┌────────

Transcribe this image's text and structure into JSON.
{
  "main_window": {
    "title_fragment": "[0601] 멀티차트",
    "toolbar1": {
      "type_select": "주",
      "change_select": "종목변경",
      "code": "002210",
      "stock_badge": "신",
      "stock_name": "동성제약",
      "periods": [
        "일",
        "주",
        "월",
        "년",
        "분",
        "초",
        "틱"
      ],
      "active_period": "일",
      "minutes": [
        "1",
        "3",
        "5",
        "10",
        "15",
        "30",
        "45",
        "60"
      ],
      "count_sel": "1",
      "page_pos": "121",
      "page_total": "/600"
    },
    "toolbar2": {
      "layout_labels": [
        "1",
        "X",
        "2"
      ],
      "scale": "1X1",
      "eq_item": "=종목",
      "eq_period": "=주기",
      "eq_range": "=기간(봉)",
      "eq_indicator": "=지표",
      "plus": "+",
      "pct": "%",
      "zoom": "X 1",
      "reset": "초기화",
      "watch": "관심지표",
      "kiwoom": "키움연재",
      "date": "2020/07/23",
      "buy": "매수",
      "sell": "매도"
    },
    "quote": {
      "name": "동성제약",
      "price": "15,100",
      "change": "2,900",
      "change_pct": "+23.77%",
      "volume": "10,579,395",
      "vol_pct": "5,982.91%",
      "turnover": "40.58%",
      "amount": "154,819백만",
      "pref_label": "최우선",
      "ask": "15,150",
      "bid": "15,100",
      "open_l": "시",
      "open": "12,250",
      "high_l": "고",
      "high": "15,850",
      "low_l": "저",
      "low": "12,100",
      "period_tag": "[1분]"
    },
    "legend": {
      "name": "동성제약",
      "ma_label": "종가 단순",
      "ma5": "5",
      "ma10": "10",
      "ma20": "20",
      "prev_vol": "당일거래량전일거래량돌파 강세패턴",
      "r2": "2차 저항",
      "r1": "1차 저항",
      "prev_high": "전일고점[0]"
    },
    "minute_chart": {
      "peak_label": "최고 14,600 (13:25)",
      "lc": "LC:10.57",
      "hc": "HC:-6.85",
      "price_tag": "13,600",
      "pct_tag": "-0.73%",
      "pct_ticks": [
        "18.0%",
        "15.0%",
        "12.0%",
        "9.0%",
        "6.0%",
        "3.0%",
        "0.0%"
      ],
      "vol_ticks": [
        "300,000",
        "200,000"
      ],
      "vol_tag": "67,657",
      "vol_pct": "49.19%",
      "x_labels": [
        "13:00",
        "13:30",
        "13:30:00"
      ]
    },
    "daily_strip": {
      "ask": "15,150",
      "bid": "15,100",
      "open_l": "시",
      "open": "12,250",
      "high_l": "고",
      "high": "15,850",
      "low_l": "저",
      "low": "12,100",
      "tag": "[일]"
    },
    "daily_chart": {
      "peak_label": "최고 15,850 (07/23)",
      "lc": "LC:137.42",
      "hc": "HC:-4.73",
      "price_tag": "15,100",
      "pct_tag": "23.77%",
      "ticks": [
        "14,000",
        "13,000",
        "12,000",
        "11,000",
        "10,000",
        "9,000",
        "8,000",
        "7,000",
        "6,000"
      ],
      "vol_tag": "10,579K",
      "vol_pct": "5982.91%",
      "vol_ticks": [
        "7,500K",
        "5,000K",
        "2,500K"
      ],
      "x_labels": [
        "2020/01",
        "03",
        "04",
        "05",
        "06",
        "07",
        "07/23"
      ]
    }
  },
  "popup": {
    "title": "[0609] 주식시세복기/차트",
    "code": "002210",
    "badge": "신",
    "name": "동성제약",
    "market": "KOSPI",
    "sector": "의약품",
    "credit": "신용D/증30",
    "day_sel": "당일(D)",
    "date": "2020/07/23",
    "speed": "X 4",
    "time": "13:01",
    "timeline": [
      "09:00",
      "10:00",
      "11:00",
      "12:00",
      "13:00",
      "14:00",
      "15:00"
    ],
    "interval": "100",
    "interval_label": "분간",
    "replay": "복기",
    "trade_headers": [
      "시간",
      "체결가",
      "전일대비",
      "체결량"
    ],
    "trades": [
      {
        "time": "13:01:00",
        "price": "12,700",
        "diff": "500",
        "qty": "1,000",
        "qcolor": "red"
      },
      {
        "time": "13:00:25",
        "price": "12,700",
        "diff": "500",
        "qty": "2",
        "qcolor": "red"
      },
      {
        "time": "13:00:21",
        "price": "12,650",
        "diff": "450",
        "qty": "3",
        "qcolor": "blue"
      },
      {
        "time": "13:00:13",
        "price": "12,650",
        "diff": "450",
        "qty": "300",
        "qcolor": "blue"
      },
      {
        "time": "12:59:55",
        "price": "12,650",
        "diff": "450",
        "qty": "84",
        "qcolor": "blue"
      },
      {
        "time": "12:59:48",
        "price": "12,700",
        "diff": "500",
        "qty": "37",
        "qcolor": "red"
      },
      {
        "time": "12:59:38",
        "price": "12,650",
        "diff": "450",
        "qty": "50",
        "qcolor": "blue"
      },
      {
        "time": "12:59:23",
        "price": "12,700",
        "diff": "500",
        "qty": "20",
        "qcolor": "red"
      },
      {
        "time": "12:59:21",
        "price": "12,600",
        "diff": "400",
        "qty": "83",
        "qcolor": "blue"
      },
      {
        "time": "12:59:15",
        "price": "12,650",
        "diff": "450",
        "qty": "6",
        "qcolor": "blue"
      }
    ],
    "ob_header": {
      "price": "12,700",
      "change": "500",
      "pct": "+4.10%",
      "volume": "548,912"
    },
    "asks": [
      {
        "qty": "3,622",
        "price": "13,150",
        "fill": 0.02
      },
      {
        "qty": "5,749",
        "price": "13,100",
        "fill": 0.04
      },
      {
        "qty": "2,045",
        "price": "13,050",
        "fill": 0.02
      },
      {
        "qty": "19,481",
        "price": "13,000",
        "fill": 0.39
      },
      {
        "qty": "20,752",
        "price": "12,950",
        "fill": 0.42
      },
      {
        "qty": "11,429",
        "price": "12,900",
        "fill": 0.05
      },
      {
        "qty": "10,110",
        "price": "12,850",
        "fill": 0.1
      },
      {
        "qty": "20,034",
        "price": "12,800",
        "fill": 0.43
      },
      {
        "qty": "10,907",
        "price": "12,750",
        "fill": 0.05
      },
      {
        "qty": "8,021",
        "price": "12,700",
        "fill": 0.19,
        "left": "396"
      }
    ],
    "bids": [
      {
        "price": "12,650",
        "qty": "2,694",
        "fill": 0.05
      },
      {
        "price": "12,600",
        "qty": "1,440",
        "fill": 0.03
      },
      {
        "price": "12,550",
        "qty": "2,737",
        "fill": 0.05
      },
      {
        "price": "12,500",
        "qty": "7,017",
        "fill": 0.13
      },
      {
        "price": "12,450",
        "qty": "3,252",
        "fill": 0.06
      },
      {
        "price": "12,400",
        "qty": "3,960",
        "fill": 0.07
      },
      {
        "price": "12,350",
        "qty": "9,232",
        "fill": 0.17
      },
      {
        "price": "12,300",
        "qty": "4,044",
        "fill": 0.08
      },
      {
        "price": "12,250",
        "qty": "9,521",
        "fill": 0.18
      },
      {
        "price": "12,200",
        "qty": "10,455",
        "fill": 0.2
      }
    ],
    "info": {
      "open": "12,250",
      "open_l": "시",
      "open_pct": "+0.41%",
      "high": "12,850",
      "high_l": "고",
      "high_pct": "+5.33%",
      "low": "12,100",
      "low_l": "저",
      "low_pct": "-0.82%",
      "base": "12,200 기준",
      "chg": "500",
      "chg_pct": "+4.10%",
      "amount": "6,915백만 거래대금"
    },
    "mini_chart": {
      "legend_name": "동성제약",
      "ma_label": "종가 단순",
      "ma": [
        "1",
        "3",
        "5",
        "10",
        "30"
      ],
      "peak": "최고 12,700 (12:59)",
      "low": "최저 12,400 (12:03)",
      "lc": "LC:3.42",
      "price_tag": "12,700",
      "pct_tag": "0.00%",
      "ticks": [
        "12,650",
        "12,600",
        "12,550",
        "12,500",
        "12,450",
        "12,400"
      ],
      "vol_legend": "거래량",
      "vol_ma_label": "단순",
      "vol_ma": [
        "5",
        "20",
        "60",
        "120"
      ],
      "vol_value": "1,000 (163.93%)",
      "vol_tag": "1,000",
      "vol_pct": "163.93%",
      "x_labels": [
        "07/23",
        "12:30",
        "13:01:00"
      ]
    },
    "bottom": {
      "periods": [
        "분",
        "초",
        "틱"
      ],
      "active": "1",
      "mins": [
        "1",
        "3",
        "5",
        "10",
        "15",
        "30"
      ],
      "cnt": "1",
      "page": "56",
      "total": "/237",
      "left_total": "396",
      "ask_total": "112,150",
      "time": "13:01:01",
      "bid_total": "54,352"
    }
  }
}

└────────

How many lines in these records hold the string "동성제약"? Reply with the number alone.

5